**Recorded data**
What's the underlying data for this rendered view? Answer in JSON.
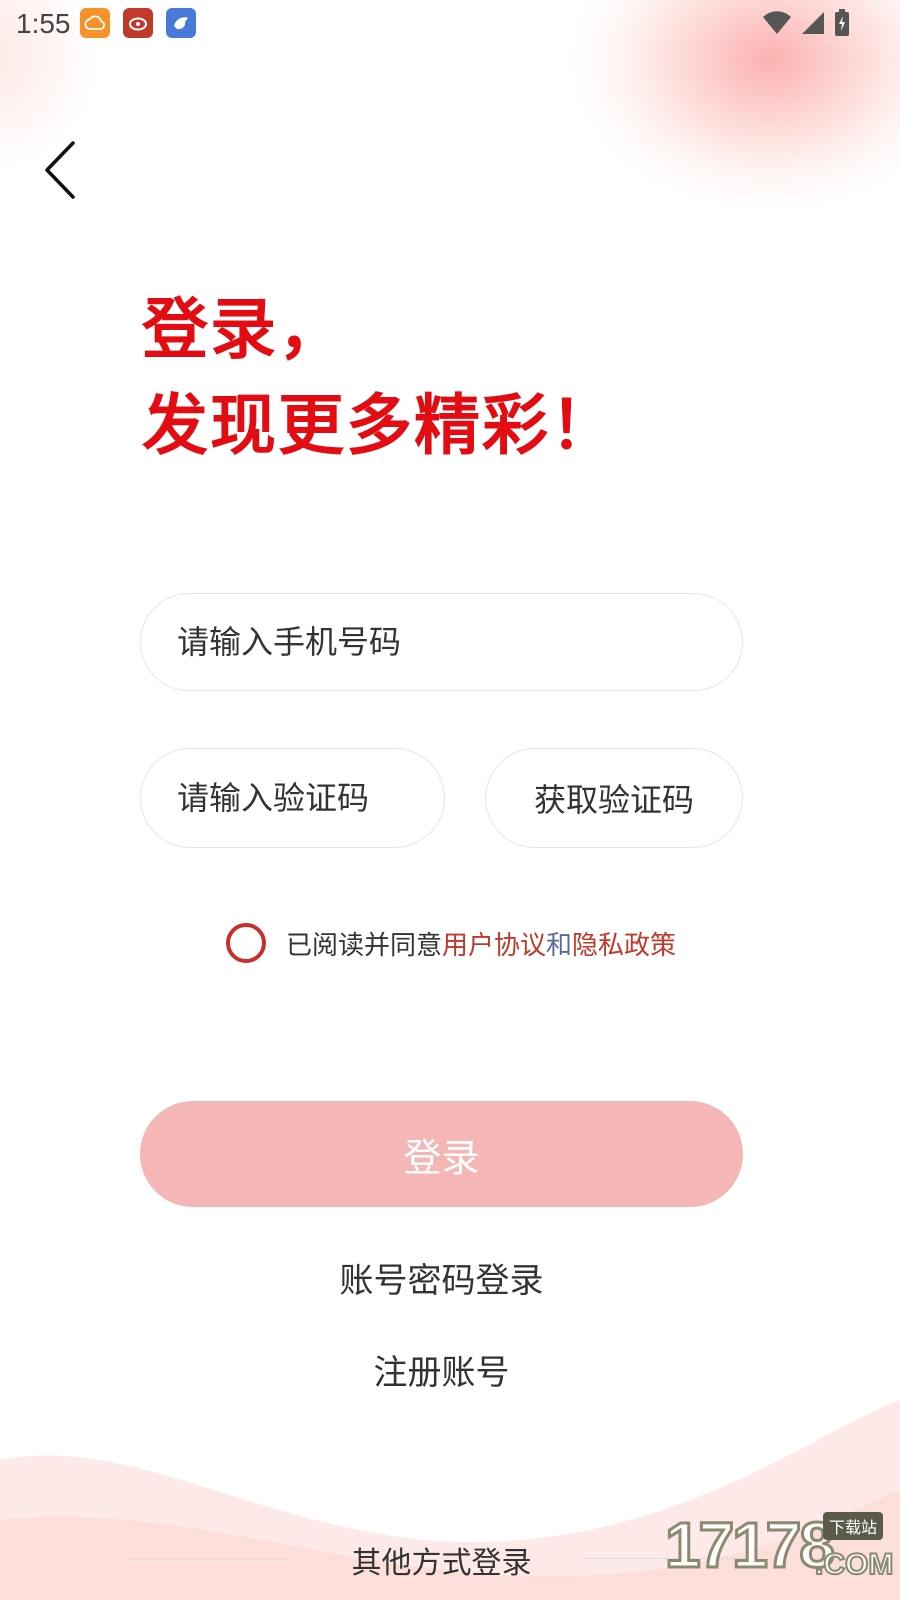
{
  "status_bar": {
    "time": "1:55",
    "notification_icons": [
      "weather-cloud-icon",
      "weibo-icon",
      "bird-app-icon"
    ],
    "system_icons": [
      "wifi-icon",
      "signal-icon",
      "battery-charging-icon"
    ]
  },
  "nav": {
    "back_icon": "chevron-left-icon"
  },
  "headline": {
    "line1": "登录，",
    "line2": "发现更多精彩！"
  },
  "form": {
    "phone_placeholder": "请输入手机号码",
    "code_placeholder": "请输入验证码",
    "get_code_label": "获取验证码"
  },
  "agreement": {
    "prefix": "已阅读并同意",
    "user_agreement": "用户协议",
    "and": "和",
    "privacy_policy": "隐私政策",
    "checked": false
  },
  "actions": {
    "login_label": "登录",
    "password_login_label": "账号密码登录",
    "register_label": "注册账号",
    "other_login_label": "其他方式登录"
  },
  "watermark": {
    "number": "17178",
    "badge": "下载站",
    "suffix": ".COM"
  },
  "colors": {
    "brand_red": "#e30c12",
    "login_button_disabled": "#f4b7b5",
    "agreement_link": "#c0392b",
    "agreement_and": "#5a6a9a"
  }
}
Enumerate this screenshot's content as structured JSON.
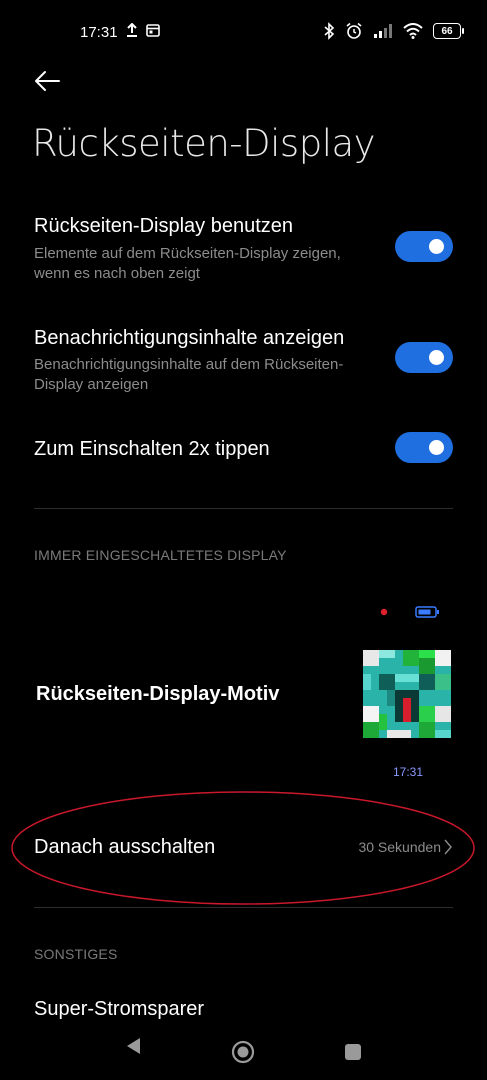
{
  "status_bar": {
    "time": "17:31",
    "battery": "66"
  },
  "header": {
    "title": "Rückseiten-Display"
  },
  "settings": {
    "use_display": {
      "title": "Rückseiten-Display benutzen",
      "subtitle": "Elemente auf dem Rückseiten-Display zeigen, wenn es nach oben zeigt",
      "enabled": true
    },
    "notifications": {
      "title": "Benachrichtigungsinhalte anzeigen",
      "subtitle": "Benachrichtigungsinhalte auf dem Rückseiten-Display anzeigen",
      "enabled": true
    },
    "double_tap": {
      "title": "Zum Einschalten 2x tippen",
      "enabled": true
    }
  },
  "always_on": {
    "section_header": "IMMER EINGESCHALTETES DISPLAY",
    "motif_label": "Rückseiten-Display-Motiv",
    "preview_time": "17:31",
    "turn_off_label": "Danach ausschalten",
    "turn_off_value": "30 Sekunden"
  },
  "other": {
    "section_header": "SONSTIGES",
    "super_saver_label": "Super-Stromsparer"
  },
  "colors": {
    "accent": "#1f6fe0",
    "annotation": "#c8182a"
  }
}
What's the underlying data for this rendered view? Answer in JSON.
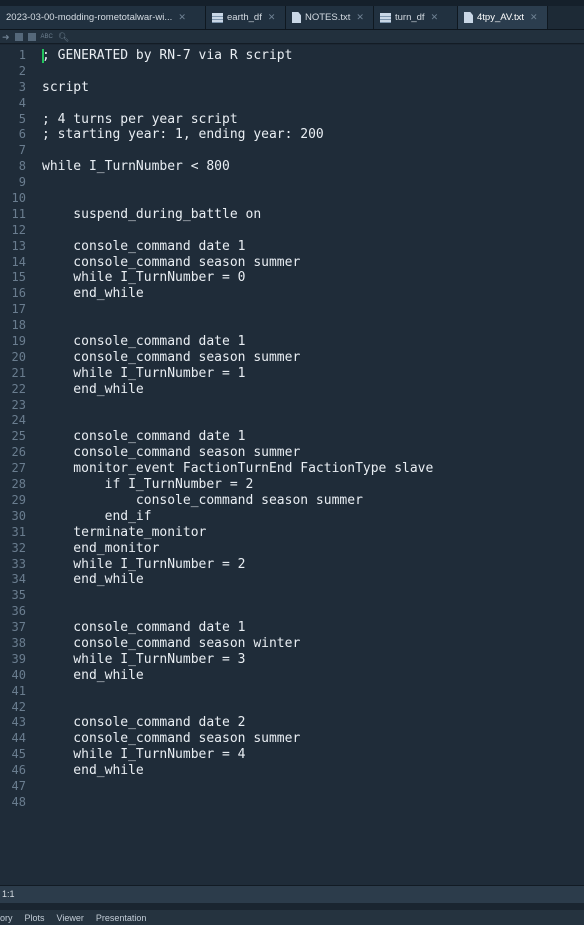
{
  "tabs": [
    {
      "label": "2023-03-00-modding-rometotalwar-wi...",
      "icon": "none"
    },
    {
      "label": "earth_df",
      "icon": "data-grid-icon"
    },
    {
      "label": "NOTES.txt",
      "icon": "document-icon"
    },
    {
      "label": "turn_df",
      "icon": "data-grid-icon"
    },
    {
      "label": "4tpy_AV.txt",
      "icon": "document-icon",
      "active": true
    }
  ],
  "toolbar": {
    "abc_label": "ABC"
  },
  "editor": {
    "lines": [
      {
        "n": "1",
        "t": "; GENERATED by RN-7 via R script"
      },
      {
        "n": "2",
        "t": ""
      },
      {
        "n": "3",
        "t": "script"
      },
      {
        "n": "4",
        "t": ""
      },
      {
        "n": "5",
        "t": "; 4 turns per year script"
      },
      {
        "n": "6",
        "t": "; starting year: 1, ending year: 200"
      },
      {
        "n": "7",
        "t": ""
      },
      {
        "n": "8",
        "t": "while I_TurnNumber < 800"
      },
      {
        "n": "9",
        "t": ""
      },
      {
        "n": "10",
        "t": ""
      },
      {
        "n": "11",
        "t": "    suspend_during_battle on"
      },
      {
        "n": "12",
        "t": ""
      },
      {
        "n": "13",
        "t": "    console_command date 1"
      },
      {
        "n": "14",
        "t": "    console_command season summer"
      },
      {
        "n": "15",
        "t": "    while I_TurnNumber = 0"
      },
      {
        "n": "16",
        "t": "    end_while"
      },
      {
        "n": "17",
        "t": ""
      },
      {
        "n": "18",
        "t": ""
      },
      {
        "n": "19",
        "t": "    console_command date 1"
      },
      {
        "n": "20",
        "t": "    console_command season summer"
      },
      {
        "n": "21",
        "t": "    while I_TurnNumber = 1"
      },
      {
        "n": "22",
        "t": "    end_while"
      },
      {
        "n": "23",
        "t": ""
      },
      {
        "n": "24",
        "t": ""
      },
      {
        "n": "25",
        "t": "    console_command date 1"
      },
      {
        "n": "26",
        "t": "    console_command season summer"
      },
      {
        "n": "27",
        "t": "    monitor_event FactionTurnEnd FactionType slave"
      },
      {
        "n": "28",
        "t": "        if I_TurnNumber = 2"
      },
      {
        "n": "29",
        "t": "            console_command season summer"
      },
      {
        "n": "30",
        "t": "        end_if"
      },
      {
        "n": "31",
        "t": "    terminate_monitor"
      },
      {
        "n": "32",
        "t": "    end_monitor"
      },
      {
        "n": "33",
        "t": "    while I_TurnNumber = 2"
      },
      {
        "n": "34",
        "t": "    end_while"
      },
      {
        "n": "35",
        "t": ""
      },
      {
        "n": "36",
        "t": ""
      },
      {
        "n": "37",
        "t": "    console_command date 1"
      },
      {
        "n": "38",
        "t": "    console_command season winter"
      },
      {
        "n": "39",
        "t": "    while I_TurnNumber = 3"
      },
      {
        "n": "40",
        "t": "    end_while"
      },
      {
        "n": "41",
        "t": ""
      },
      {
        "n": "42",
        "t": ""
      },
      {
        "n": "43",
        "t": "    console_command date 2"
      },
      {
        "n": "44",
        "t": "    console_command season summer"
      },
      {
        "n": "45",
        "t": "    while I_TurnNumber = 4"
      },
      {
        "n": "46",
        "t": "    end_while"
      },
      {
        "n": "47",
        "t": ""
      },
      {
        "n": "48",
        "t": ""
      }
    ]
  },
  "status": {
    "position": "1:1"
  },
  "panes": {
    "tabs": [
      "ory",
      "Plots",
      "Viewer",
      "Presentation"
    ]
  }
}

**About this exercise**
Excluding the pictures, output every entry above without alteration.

**Result of the exercise**
What's the underlying data for this rendered view? Answer in JSON.
{
  "status_bar": {
    "time": "1:55",
    "notification_icons": [
      "weather-cloud-icon",
      "weibo-icon",
      "bird-app-icon"
    ],
    "system_icons": [
      "wifi-icon",
      "signal-icon",
      "battery-charging-icon"
    ]
  },
  "nav": {
    "back_icon": "chevron-left-icon"
  },
  "headline": {
    "line1": "登录，",
    "line2": "发现更多精彩！"
  },
  "form": {
    "phone_placeholder": "请输入手机号码",
    "code_placeholder": "请输入验证码",
    "get_code_label": "获取验证码"
  },
  "agreement": {
    "prefix": "已阅读并同意",
    "user_agreement": "用户协议",
    "and": "和",
    "privacy_policy": "隐私政策",
    "checked": false
  },
  "actions": {
    "login_label": "登录",
    "password_login_label": "账号密码登录",
    "register_label": "注册账号",
    "other_login_label": "其他方式登录"
  },
  "watermark": {
    "number": "17178",
    "badge": "下载站",
    "suffix": ".COM"
  },
  "colors": {
    "brand_red": "#e30c12",
    "login_button_disabled": "#f4b7b5",
    "agreement_link": "#c0392b",
    "agreement_and": "#5a6a9a"
  }
}
Enumerate this screenshot's content as structured JSON.
{
  "status_bar": {
    "time": "17:31",
    "battery": "66"
  },
  "header": {
    "title": "Rückseiten-Display"
  },
  "settings": {
    "use_display": {
      "title": "Rückseiten-Display benutzen",
      "subtitle": "Elemente auf dem Rückseiten-Display zeigen, wenn es nach oben zeigt",
      "enabled": true
    },
    "notifications": {
      "title": "Benachrichtigungsinhalte anzeigen",
      "subtitle": "Benachrichtigungsinhalte auf dem Rückseiten-Display anzeigen",
      "enabled": true
    },
    "double_tap": {
      "title": "Zum Einschalten 2x tippen",
      "enabled": true
    }
  },
  "always_on": {
    "section_header": "IMMER EINGESCHALTETES DISPLAY",
    "motif_label": "Rückseiten-Display-Motiv",
    "preview_time": "17:31",
    "turn_off_label": "Danach ausschalten",
    "turn_off_value": "30 Sekunden"
  },
  "other": {
    "section_header": "SONSTIGES",
    "super_saver_label": "Super-Stromsparer"
  },
  "colors": {
    "accent": "#1f6fe0",
    "annotation": "#c8182a"
  }
}
What's the underlying data for this rendered view? Answer in JSON.
{
  "tabs": [
    {
      "label": "2023-03-00-modding-rometotalwar-wi...",
      "icon": "none"
    },
    {
      "label": "earth_df",
      "icon": "data-grid-icon"
    },
    {
      "label": "NOTES.txt",
      "icon": "document-icon"
    },
    {
      "label": "turn_df",
      "icon": "data-grid-icon"
    },
    {
      "label": "4tpy_AV.txt",
      "icon": "document-icon",
      "active": true
    }
  ],
  "toolbar": {
    "abc_label": "ABC"
  },
  "editor": {
    "lines": [
      {
        "n": "1",
        "t": "; GENERATED by RN-7 via R script"
      },
      {
        "n": "2",
        "t": ""
      },
      {
        "n": "3",
        "t": "script"
      },
      {
        "n": "4",
        "t": ""
      },
      {
        "n": "5",
        "t": "; 4 turns per year script"
      },
      {
        "n": "6",
        "t": "; starting year: 1, ending year: 200"
      },
      {
        "n": "7",
        "t": ""
      },
      {
        "n": "8",
        "t": "while I_TurnNumber < 800"
      },
      {
        "n": "9",
        "t": ""
      },
      {
        "n": "10",
        "t": ""
      },
      {
        "n": "11",
        "t": "    suspend_during_battle on"
      },
      {
        "n": "12",
        "t": ""
      },
      {
        "n": "13",
        "t": "    console_command date 1"
      },
      {
        "n": "14",
        "t": "    console_command season summer"
      },
      {
        "n": "15",
        "t": "    while I_TurnNumber = 0"
      },
      {
        "n": "16",
        "t": "    end_while"
      },
      {
        "n": "17",
        "t": ""
      },
      {
        "n": "18",
        "t": ""
      },
      {
        "n": "19",
        "t": "    console_command date 1"
      },
      {
        "n": "20",
        "t": "    console_command season summer"
      },
      {
        "n": "21",
        "t": "    while I_TurnNumber = 1"
      },
      {
        "n": "22",
        "t": "    end_while"
      },
      {
        "n": "23",
        "t": ""
      },
      {
        "n": "24",
        "t": ""
      },
      {
        "n": "25",
        "t": "    console_command date 1"
      },
      {
        "n": "26",
        "t": "    console_command season summer"
      },
      {
        "n": "27",
        "t": "    monitor_event FactionTurnEnd FactionType slave"
      },
      {
        "n": "28",
        "t": "        if I_TurnNumber = 2"
      },
      {
        "n": "29",
        "t": "            console_command season summer"
      },
      {
        "n": "30",
        "t": "        end_if"
      },
      {
        "n": "31",
        "t": "    terminate_monitor"
      },
      {
        "n": "32",
        "t": "    end_monitor"
      },
      {
        "n": "33",
        "t": "    while I_TurnNumber = 2"
      },
      {
        "n": "34",
        "t": "    end_while"
      },
      {
        "n": "35",
        "t": ""
      },
      {
        "n": "36",
        "t": ""
      },
      {
        "n": "37",
        "t": "    console_command date 1"
      },
      {
        "n": "38",
        "t": "    console_command season winter"
      },
      {
        "n": "39",
        "t": "    while I_TurnNumber = 3"
      },
      {
        "n": "40",
        "t": "    end_while"
      },
      {
        "n": "41",
        "t": ""
      },
      {
        "n": "42",
        "t": ""
      },
      {
        "n": "43",
        "t": "    console_command date 2"
      },
      {
        "n": "44",
        "t": "    console_command season summer"
      },
      {
        "n": "45",
        "t": "    while I_TurnNumber = 4"
      },
      {
        "n": "46",
        "t": "    end_while"
      },
      {
        "n": "47",
        "t": ""
      },
      {
        "n": "48",
        "t": ""
      }
    ]
  },
  "status": {
    "position": "1:1"
  },
  "panes": {
    "tabs": [
      "ory",
      "Plots",
      "Viewer",
      "Presentation"
    ]
  }
}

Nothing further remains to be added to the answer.